"There were certain artists I wanted to work with – Jon Klassen, for example," he says, referring to the author and artist of another chidren's book popular with the design community (and their kids), This Is Not My Hat. "With Micah Lidberg, I was just looking at his work and thought 'wow, can you imagine that as a rug'."

Jon Klassen's rug

The rugs are made by Kumbeshwar, one of the founder members of Fair Trade Nepal. The company was created by a family from Nepal's lowest caste – Sudra – which had become wealthy two generations previously by setting up a fertiliser business. The family used this money to hire professional weavers to teach other members of the caste to weave. Money made from the weaving goes to paying the workers a living wage, as well as teaching them to read and write, schooling their children, and running an orphanage.

"The only thing their rugs fell short in was design," says Chris. "Their designs just weren't saleable here. I knew loads of designers who would give their right arm to do a rug. I just had to put the two together."

Chris set up Node after a successful career as a commercial illustrator – a career he became increasingly dissatisfied with.

"I was working a lot in advertising," he says. "You're always putting a gloss on some multinational thing. But as an illustrator, it's difficult to do worthwhile work and get paid for it."

Chris discovered Fair Trade fashion label and network People Tree and began producing illustrations for T-shirts, calendars and other items for them – discovering an outlet for his talents that was creative, commercial and helping producers be fairly compensated for creating the tees and calendars.

"When I saw the work that People Tree were doing – which was all non-profit and about helping people – I was like 'wow, I can spend my time doing something really nice and I don't feel bad about it. I've [felt disappointed] when I've created the best image I can and it's just for an advertising campaign – but here was something where I can create and everyone benefits."

Wool used to create Micah Lidberg's rug (above)

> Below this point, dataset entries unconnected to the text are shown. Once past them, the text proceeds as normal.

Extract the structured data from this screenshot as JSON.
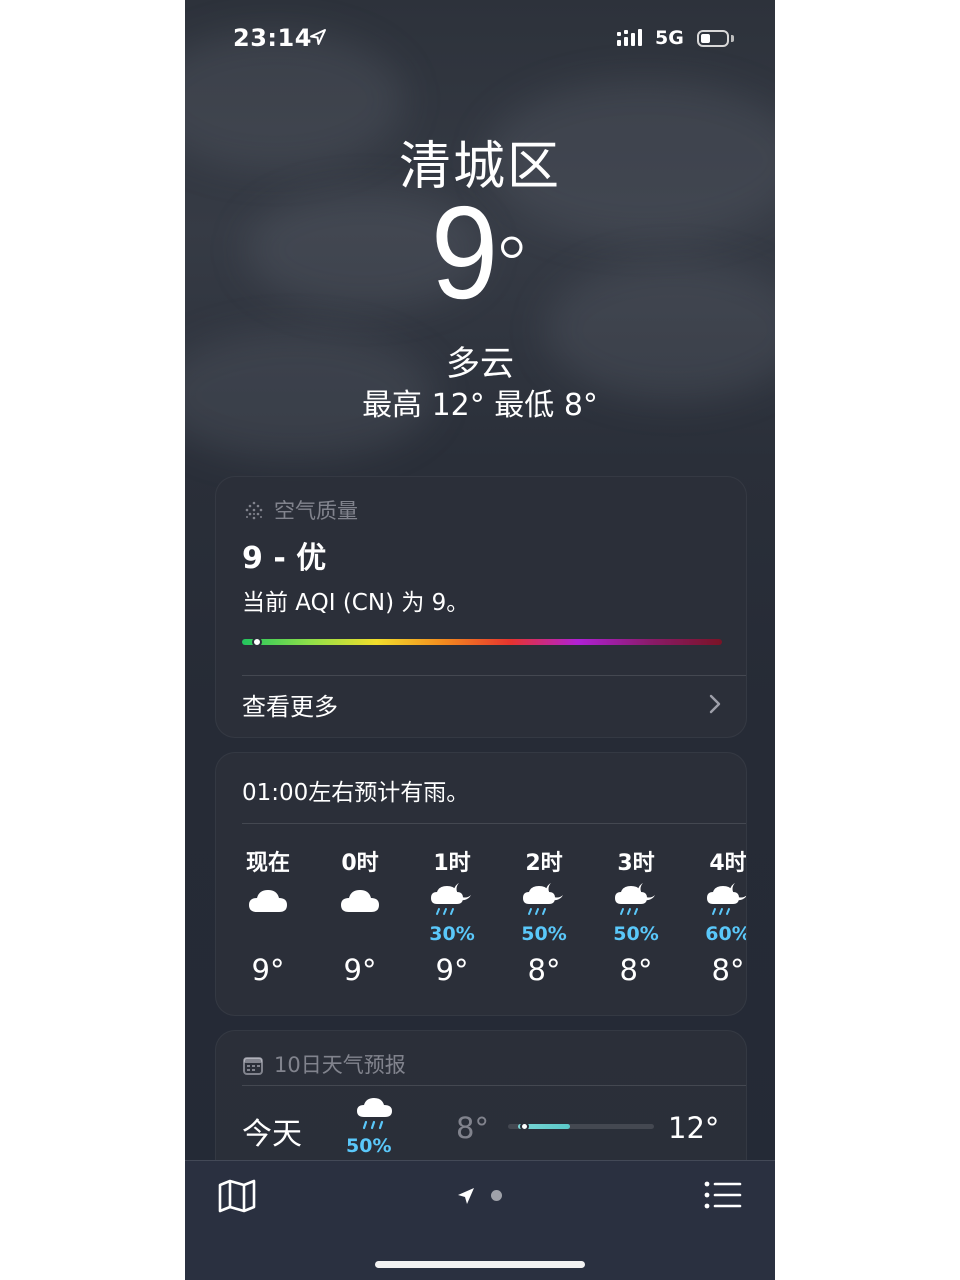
{
  "status_bar": {
    "time": "23:14",
    "network": "5G"
  },
  "location": {
    "city": "清城区"
  },
  "current": {
    "temperature": "9",
    "degree_symbol": "°",
    "condition": "多云",
    "high_low": "最高 12°  最低 8°"
  },
  "air_quality": {
    "header": "空气质量",
    "value": "9 - 优",
    "description": "当前 AQI (CN) 为 9。",
    "bar_position_fraction": 0.02,
    "see_more": "查看更多"
  },
  "hourly": {
    "note": "01:00左右预计有雨。",
    "items": [
      {
        "label": "现在",
        "icon": "cloud-icon",
        "precip": "",
        "temp": "9°"
      },
      {
        "label": "0时",
        "icon": "cloud-icon",
        "precip": "",
        "temp": "9°"
      },
      {
        "label": "1时",
        "icon": "cloud-moon-rain-icon",
        "precip": "30%",
        "temp": "9°"
      },
      {
        "label": "2时",
        "icon": "cloud-moon-rain-icon",
        "precip": "50%",
        "temp": "8°"
      },
      {
        "label": "3时",
        "icon": "cloud-moon-rain-icon",
        "precip": "50%",
        "temp": "8°"
      },
      {
        "label": "4时",
        "icon": "cloud-moon-rain-icon",
        "precip": "60%",
        "temp": "8°"
      }
    ]
  },
  "daily": {
    "header": "10日天气预报",
    "rows": [
      {
        "day": "今天",
        "icon": "cloud-rain-icon",
        "precip": "50%",
        "low": "8°",
        "high": "12°"
      }
    ]
  },
  "colors": {
    "precip": "#5ac8fa",
    "range_fill": "#5ac8c8",
    "background": "#2a2f39"
  }
}
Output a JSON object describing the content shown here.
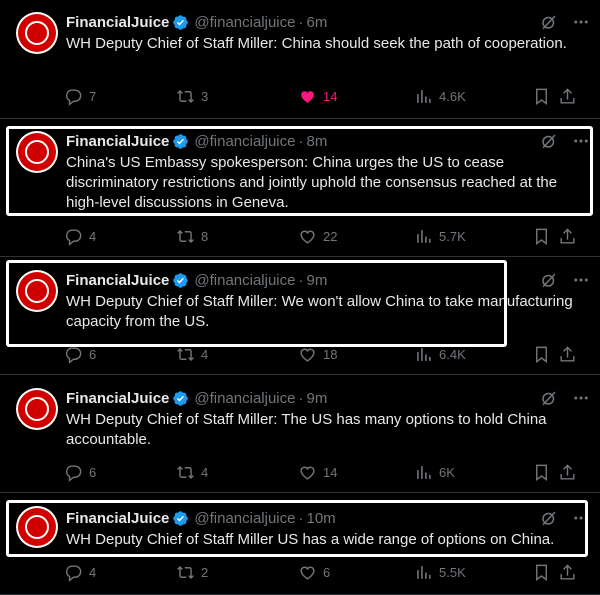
{
  "tweets": [
    {
      "name": "FinancialJuice",
      "handle": "@financialjuice",
      "dot": "·",
      "time": "6m",
      "text": "WH Deputy Chief of Staff Miller: China should seek the path of cooperation.",
      "replies": "7",
      "reposts": "3",
      "likes": "14",
      "liked": true,
      "views": "4.6K"
    },
    {
      "name": "FinancialJuice",
      "handle": "@financialjuice",
      "dot": "·",
      "time": "8m",
      "text": "China's US Embassy spokesperson: China urges the US to cease discriminatory restrictions and jointly uphold the consensus reached at the high-level discussions in Geneva.",
      "replies": "4",
      "reposts": "8",
      "likes": "22",
      "liked": false,
      "views": "5.7K"
    },
    {
      "name": "FinancialJuice",
      "handle": "@financialjuice",
      "dot": "·",
      "time": "9m",
      "text": "WH Deputy Chief of Staff Miller: We won't allow China to take manufacturing capacity from the US.",
      "replies": "6",
      "reposts": "4",
      "likes": "18",
      "liked": false,
      "views": "6.4K"
    },
    {
      "name": "FinancialJuice",
      "handle": "@financialjuice",
      "dot": "·",
      "time": "9m",
      "text": "WH Deputy Chief of Staff Miller: The US has many options to hold China accountable.",
      "replies": "6",
      "reposts": "4",
      "likes": "14",
      "liked": false,
      "views": "6K"
    },
    {
      "name": "FinancialJuice",
      "handle": "@financialjuice",
      "dot": "·",
      "time": "10m",
      "text": "WH Deputy Chief of Staff Miller US has a wide range of options on China.",
      "replies": "4",
      "reposts": "2",
      "likes": "6",
      "liked": false,
      "views": "5.5K"
    }
  ],
  "colors": {
    "background": "#000000",
    "text": "#e7e9ea",
    "muted": "#71767b",
    "verified": "#1d9bf0",
    "like": "#f91880",
    "avatar_red": "#d10000",
    "highlight_box": "#ffffff"
  },
  "icons": [
    "verified-badge-icon",
    "grok-icon",
    "more-icon",
    "reply-icon",
    "repost-icon",
    "like-icon",
    "views-icon",
    "bookmark-icon",
    "share-icon"
  ]
}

The quality of what was being created also gave Chris a great feeling of satisfaction, as the production of the items using traditional hand screenprinting and block-printing really enhanced how his designs came out.

"I thought my designs were really cool – but when [the first project] came back I was like 'wow'," he says. "You can't even get hand screen-printed calendars made in the UK for less than a 100 quid each. We can get them produced in Bangladesh and Nepal at women's workshops. They look beautiful – each one's a piece of art."

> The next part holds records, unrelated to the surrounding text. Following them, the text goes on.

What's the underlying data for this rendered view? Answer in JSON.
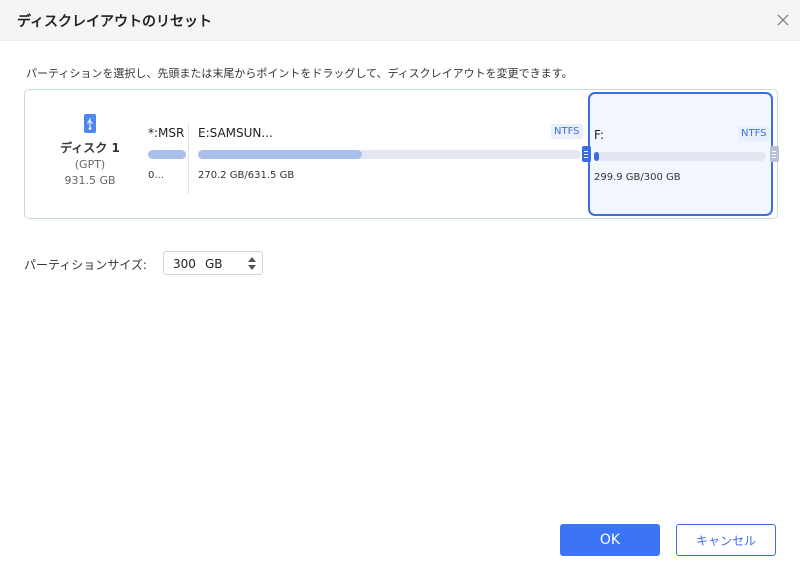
{
  "dialog": {
    "title": "ディスクレイアウトのリセット",
    "instruction": "パーティションを選択し、先頭または末尾からポイントをドラッグして、ディスクレイアウトを変更できます。"
  },
  "disk": {
    "icon": "usb-drive-icon",
    "name": "ディスク 1",
    "type": "(GPT)",
    "size": "931.5 GB"
  },
  "partitions": [
    {
      "label": "*:MSR",
      "size": "0...",
      "filesystem": "",
      "used_fraction": 1.0,
      "selected": false
    },
    {
      "label": "E:SAMSUN...",
      "size": "270.2 GB/631.5 GB",
      "filesystem": "NTFS",
      "used_fraction": 0.428,
      "selected": false
    },
    {
      "label": "F:",
      "size": "299.9 GB/300 GB",
      "filesystem": "NTFS",
      "used_fraction": 0.02,
      "selected": true
    }
  ],
  "partition_size": {
    "label": "パーティションサイズ:",
    "value": "300",
    "unit": "GB"
  },
  "buttons": {
    "ok": "OK",
    "cancel": "キャンセル"
  },
  "colors": {
    "accent": "#3b74f6",
    "selection_border": "#3b6fe0",
    "bar_fill": "#a9c1ea",
    "bar_track": "#e3e7f1"
  }
}
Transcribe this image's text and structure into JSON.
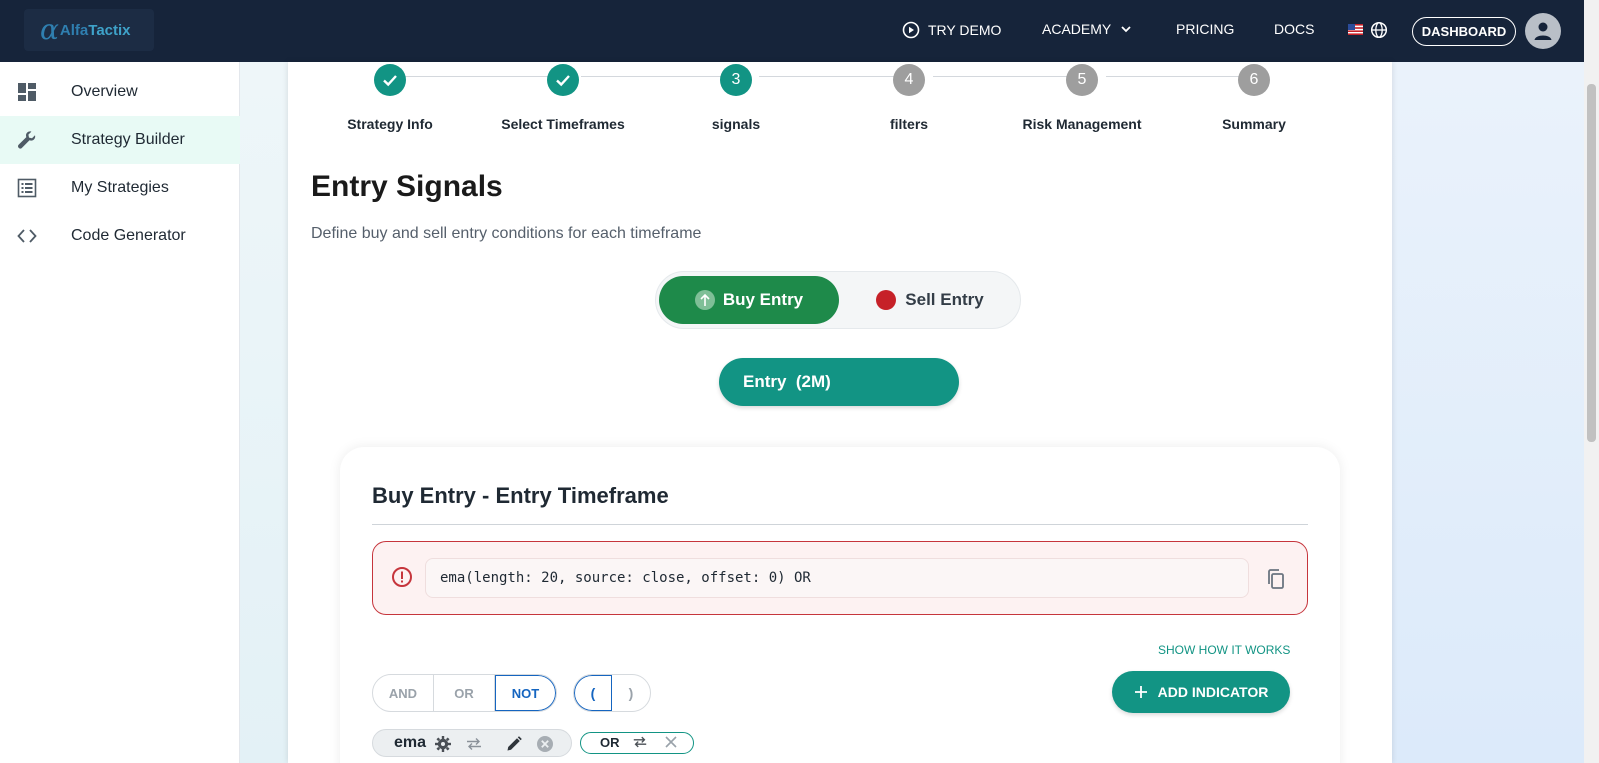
{
  "header": {
    "logo_alpha": "α",
    "logo_text_1": "Alfa",
    "logo_text_2": "Tactix",
    "nav": {
      "demo": "TRY DEMO",
      "academy": "ACADEMY",
      "pricing": "PRICING",
      "docs": "DOCS",
      "dashboard": "DASHBOARD"
    }
  },
  "sidebar": {
    "items": [
      {
        "label": "Overview",
        "icon": "dashboard-icon"
      },
      {
        "label": "Strategy Builder",
        "icon": "wrench-icon"
      },
      {
        "label": "My Strategies",
        "icon": "list-icon"
      },
      {
        "label": "Code Generator",
        "icon": "code-icon"
      }
    ],
    "active_index": 1
  },
  "stepper": {
    "steps": [
      {
        "number": "1",
        "label": "Strategy Info",
        "state": "done"
      },
      {
        "number": "2",
        "label": "Select Timeframes",
        "state": "done"
      },
      {
        "number": "3",
        "label": "signals",
        "state": "active"
      },
      {
        "number": "4",
        "label": "filters",
        "state": "todo"
      },
      {
        "number": "5",
        "label": "Risk Management",
        "state": "todo"
      },
      {
        "number": "6",
        "label": "Summary",
        "state": "todo"
      }
    ]
  },
  "main": {
    "title": "Entry Signals",
    "subtitle": "Define buy and sell entry conditions for each timeframe",
    "toggle": {
      "buy": "Buy Entry",
      "sell": "Sell Entry"
    },
    "entry_button": "Entry  (2M)",
    "section": {
      "title": "Buy Entry - Entry Timeframe",
      "expression": "ema(length: 20, source: close, offset: 0) OR",
      "how_link": "SHOW HOW IT WORKS",
      "logic": {
        "and": "AND",
        "or": "OR",
        "not": "NOT"
      },
      "parens": {
        "open": "(",
        "close": ")"
      },
      "add_indicator": "ADD INDICATOR",
      "chips": {
        "ema": "ema",
        "or": "OR"
      }
    }
  },
  "colors": {
    "topbar": "#16243a",
    "accent": "#129484",
    "buy": "#1e8a4a",
    "sell": "#c62128",
    "error": "#c6353c",
    "link_blue": "#1565c0"
  }
}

The work with People Tree and becoming aware of the rugs produced by Kumbeshwar led Chris to create Node – which he describes as "a point on a network connecting amazing designers with amazing projects". However, it wasn't as simple as just sending designs by email to a contact at the company and getting the rugs sent back – Chris first had to spend time in Nepal working with the company and its weavers on how the designs could be turned into patterns that the weavers would know how to reproduce.

"You need to go out there and work with them, because you can't do this [over the Internet]," he says. "Half of them are illiterate. They're working in very basic conditions."

You also really get a sense from Chris that travelling to meet the workers in Nepal instilled even more of a drive to push the project as far as possible.

Weavers of Serge Seidlitz's rug (above)

Following the exhibition and sale of the rugs, Chris wants to expand the project to sell the rugs to department stores and high-end homewares shops – but realises he needs a business partner to help with the commercial side of Node.

"There's a lot to getting the rugs into shops – and I'm not really the right person to do that," he admits.

If reading this has inspired you to set up your own Fair Trade project, Chris has a simple piece of advice: visit the WFTO website.

"Anyone can search through there and find all of the small producer groups," he say. "If you want to do a rug, you can find a producer there – or whatever [textiles or crafts] you're interested in."

If you want to commission a rug using your own designs, it costs between £250 and £350 per square metre. Full details are here.

Chris Haughton's own rug

Geoff McFetridge's original drawing for his rug (above)

 

Lesley Barnes's rug (above) being woven